>>>
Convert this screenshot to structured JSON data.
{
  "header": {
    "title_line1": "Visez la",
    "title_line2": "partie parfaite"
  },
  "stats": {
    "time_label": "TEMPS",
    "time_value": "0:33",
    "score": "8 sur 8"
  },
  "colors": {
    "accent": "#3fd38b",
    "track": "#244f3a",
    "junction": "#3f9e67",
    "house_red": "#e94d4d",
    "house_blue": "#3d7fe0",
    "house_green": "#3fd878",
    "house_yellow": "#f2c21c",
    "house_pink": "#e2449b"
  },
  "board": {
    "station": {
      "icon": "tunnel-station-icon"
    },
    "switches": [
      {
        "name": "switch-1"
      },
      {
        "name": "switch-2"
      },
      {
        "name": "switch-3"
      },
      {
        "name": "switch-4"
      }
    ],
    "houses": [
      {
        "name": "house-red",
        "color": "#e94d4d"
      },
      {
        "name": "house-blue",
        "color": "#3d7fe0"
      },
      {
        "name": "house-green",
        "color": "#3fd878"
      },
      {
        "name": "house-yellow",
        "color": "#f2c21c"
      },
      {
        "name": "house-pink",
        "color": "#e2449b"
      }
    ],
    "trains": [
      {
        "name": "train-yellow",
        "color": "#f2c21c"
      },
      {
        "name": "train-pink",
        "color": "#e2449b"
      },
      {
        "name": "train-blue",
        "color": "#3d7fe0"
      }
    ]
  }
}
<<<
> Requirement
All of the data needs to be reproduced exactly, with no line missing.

> Answer space
Convert this screenshot to structured JSON data.
{
  "header": {
    "title_line1": "Visez la",
    "title_line2": "partie parfaite"
  },
  "stats": {
    "time_label": "TEMPS",
    "time_value": "0:33",
    "score": "8 sur 8"
  },
  "colors": {
    "accent": "#3fd38b",
    "track": "#244f3a",
    "junction": "#3f9e67",
    "house_red": "#e94d4d",
    "house_blue": "#3d7fe0",
    "house_green": "#3fd878",
    "house_yellow": "#f2c21c",
    "house_pink": "#e2449b"
  },
  "board": {
    "station": {
      "icon": "tunnel-station-icon"
    },
    "switches": [
      {
        "name": "switch-1"
      },
      {
        "name": "switch-2"
      },
      {
        "name": "switch-3"
      },
      {
        "name": "switch-4"
      }
    ],
    "houses": [
      {
        "name": "house-red",
        "color": "#e94d4d"
      },
      {
        "name": "house-blue",
        "color": "#3d7fe0"
      },
      {
        "name": "house-green",
        "color": "#3fd878"
      },
      {
        "name": "house-yellow",
        "color": "#f2c21c"
      },
      {
        "name": "house-pink",
        "color": "#e2449b"
      }
    ],
    "trains": [
      {
        "name": "train-yellow",
        "color": "#f2c21c"
      },
      {
        "name": "train-pink",
        "color": "#e2449b"
      },
      {
        "name": "train-blue",
        "color": "#3d7fe0"
      }
    ]
  }
}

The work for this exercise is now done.